## PROBLEM
Among the records that follow, count the lines with the string "content"; report only that count.

- - -

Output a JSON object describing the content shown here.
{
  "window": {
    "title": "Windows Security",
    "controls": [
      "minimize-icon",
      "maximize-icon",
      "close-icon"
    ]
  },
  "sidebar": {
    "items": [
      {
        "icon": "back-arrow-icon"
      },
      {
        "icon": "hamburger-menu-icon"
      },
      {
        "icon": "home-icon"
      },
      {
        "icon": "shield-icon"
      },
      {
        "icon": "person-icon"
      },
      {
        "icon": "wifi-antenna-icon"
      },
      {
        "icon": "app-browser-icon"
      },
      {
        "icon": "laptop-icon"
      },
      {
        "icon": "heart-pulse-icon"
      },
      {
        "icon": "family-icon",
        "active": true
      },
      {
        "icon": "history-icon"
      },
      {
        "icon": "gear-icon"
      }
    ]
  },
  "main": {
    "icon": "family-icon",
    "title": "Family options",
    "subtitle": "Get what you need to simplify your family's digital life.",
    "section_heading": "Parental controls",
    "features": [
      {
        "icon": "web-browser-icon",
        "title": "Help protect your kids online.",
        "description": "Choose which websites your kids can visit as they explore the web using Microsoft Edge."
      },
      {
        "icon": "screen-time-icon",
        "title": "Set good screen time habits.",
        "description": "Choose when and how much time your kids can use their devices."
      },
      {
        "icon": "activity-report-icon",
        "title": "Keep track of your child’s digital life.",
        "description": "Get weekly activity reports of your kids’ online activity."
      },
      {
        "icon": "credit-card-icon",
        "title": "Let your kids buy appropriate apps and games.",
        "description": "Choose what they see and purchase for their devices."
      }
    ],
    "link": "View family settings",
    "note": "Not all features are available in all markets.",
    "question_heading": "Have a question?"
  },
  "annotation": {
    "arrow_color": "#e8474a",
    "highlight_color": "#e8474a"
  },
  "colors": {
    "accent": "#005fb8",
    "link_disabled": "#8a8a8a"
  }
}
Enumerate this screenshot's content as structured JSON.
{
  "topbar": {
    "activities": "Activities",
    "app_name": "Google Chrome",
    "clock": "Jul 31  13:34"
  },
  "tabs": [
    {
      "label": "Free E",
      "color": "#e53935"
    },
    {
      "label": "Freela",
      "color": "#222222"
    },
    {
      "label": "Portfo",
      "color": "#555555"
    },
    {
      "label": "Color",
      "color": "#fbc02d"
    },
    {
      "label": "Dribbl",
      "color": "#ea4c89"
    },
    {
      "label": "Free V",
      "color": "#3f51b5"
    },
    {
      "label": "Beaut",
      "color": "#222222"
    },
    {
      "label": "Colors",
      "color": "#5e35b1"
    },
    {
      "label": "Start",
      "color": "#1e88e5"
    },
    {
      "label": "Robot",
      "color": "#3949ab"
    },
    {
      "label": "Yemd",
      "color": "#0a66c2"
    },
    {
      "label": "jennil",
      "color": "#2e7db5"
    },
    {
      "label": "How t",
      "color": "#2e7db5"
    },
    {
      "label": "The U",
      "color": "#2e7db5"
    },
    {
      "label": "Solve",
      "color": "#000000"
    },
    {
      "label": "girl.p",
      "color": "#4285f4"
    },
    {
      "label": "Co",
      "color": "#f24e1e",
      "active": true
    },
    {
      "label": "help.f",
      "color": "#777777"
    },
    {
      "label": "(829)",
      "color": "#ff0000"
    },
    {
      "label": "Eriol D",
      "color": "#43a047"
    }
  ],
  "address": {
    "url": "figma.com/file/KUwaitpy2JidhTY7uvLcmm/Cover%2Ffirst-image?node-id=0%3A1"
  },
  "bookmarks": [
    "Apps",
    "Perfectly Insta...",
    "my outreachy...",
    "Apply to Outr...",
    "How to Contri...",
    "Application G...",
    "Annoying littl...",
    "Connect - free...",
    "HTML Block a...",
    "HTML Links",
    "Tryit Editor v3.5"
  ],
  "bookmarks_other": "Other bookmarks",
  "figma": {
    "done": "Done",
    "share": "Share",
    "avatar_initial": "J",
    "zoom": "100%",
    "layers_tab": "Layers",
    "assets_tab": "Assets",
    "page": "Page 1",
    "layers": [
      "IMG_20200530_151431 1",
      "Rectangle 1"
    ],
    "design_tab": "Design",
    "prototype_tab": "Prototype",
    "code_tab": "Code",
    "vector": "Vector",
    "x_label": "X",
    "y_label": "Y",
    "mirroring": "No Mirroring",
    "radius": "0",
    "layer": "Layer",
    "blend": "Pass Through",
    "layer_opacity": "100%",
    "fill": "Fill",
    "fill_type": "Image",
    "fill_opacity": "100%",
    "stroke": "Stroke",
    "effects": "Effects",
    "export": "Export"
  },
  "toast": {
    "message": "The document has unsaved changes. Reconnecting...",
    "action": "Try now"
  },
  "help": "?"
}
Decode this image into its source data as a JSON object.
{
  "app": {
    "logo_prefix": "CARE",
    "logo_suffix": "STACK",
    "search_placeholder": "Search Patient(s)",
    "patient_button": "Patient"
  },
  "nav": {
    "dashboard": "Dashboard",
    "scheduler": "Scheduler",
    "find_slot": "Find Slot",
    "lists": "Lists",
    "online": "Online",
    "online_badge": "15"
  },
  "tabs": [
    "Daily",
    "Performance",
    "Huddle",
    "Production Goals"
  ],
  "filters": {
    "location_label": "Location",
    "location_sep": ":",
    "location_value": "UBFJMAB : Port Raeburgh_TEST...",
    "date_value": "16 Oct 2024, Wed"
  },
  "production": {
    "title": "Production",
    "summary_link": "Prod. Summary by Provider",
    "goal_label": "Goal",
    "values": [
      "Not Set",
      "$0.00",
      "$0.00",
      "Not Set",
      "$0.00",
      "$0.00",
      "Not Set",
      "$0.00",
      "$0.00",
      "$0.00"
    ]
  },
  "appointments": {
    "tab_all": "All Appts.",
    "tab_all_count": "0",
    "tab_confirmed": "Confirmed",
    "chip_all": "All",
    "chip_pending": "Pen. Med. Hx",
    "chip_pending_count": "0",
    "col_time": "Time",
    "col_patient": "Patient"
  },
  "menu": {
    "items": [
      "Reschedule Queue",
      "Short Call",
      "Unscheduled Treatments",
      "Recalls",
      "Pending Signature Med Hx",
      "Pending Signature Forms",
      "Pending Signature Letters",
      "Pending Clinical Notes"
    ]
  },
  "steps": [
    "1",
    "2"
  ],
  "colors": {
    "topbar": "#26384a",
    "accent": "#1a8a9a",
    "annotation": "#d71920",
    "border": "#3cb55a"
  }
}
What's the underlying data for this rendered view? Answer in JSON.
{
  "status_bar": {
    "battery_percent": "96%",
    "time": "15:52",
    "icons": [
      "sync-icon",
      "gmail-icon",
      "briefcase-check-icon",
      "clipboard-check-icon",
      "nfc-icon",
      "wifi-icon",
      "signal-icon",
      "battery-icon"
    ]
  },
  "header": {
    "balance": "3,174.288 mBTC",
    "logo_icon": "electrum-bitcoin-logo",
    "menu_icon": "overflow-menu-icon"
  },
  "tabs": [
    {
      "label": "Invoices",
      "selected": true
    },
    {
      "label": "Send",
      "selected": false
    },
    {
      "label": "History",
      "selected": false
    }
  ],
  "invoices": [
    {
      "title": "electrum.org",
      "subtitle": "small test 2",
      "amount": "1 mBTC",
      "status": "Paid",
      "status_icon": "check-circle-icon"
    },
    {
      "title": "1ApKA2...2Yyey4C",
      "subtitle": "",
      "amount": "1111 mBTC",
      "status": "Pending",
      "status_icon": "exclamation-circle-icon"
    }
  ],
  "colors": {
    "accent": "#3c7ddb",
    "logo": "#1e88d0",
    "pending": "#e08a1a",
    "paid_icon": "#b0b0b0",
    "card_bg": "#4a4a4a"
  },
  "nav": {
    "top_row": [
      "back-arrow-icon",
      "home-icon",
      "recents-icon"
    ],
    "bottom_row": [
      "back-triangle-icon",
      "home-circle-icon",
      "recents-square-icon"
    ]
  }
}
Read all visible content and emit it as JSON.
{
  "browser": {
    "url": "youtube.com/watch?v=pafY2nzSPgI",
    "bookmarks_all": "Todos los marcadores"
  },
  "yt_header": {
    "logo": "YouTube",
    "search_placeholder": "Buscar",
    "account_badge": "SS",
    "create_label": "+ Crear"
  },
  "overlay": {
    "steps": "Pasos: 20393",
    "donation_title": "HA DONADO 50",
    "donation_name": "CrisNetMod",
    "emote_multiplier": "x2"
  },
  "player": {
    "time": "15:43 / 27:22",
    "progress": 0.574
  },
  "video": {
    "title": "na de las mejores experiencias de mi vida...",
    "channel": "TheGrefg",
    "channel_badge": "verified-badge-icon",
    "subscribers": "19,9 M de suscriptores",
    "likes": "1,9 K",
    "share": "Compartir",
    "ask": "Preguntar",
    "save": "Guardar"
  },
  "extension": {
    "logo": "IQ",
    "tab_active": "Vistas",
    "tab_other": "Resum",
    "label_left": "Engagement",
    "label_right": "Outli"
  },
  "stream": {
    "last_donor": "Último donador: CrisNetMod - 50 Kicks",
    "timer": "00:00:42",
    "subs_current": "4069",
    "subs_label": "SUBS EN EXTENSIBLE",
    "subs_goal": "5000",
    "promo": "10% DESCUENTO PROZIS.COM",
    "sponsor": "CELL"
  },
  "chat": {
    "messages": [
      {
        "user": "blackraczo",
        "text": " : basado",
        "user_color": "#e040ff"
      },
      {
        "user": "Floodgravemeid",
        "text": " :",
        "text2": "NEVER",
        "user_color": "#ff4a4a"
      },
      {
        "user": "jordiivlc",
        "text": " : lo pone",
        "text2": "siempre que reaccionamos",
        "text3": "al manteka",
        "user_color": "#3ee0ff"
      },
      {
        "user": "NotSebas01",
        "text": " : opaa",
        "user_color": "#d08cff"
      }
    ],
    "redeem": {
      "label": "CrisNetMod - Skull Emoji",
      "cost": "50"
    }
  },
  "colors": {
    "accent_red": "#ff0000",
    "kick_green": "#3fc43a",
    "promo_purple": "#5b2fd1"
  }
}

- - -

## SOLUTION TO THE PROBLEM
3